┏━━

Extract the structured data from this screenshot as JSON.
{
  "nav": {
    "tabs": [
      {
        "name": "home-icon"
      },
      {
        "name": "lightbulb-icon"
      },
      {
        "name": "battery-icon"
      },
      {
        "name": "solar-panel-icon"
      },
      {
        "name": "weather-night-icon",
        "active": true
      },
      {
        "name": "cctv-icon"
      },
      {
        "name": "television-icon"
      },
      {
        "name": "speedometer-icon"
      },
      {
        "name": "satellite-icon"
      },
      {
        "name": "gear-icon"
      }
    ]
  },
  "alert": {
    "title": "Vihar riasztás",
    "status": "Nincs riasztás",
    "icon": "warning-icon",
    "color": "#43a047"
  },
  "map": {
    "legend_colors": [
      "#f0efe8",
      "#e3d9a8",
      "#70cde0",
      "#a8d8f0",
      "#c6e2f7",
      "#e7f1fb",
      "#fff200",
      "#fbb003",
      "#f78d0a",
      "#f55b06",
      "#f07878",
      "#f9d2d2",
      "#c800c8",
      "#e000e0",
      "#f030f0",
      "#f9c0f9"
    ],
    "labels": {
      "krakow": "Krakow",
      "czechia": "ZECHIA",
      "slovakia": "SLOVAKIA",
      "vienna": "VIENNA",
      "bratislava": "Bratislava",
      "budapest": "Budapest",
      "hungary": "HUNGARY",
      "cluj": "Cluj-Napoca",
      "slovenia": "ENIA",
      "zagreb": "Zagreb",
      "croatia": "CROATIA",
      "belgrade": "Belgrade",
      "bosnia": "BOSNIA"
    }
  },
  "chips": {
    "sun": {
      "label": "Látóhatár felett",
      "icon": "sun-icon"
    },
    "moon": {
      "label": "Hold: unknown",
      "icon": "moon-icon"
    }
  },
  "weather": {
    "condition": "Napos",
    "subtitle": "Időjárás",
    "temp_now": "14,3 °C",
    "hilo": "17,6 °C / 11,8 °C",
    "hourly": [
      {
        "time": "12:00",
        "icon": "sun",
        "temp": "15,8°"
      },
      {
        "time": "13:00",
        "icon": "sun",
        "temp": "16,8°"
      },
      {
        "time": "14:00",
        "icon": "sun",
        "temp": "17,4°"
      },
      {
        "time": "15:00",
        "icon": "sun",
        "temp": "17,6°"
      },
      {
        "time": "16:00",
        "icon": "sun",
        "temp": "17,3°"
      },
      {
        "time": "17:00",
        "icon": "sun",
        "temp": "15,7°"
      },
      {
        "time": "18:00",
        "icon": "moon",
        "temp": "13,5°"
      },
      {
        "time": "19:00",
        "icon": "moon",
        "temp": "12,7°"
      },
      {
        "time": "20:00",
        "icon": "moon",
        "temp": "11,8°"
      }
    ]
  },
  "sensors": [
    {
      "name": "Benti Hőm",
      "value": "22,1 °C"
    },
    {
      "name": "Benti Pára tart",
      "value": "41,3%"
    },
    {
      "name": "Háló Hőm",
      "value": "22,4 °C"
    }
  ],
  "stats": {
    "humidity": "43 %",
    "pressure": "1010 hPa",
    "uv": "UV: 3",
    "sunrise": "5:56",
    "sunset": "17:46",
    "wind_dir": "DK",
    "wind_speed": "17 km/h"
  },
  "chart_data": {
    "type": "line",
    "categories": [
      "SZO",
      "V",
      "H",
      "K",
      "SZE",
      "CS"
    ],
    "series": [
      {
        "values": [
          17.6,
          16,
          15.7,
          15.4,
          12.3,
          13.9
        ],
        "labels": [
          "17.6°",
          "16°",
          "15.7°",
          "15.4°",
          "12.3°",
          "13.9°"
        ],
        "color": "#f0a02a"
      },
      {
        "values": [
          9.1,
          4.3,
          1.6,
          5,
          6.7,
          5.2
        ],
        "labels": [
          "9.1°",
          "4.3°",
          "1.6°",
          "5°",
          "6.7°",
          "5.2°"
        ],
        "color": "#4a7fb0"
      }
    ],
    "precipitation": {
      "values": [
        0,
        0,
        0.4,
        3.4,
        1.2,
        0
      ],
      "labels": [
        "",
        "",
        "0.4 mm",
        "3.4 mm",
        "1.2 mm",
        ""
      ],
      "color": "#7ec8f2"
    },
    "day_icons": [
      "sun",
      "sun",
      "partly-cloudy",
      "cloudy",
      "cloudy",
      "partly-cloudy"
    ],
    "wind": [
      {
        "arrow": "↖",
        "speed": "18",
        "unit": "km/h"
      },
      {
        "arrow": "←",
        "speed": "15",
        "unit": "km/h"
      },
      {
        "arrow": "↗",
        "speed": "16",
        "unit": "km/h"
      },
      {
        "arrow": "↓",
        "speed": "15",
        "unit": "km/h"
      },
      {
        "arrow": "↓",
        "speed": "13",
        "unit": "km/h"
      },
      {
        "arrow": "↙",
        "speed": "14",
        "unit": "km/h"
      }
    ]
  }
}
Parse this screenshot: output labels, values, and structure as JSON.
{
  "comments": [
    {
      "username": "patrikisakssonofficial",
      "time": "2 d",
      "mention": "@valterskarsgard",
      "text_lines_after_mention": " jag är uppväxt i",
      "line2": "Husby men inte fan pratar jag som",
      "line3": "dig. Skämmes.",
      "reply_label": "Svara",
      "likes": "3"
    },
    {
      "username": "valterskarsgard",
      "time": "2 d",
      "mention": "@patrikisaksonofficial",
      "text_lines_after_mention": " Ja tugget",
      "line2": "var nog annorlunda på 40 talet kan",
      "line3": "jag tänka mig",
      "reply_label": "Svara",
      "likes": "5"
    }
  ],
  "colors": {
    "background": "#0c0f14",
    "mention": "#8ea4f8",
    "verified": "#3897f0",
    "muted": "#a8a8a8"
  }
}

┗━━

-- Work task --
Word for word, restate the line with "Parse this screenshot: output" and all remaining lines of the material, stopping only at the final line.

-- Written response --
Parse this screenshot: output labels, values, and structure as JSON.
{
  "comments": [
    {
      "username": "patrikisakssonofficial",
      "time": "2 d",
      "mention": "@valterskarsgard",
      "text_lines_after_mention": " jag är uppväxt i",
      "line2": "Husby men inte fan pratar jag som",
      "line3": "dig. Skämmes.",
      "reply_label": "Svara",
      "likes": "3"
    },
    {
      "username": "valterskarsgard",
      "time": "2 d",
      "mention": "@patrikisaksonofficial",
      "text_lines_after_mention": " Ja tugget",
      "line2": "var nog annorlunda på 40 talet kan",
      "line3": "jag tänka mig",
      "reply_label": "Svara",
      "likes": "5"
    }
  ],
  "colors": {
    "background": "#0c0f14",
    "mention": "#8ea4f8",
    "verified": "#3897f0",
    "muted": "#a8a8a8"
  }
}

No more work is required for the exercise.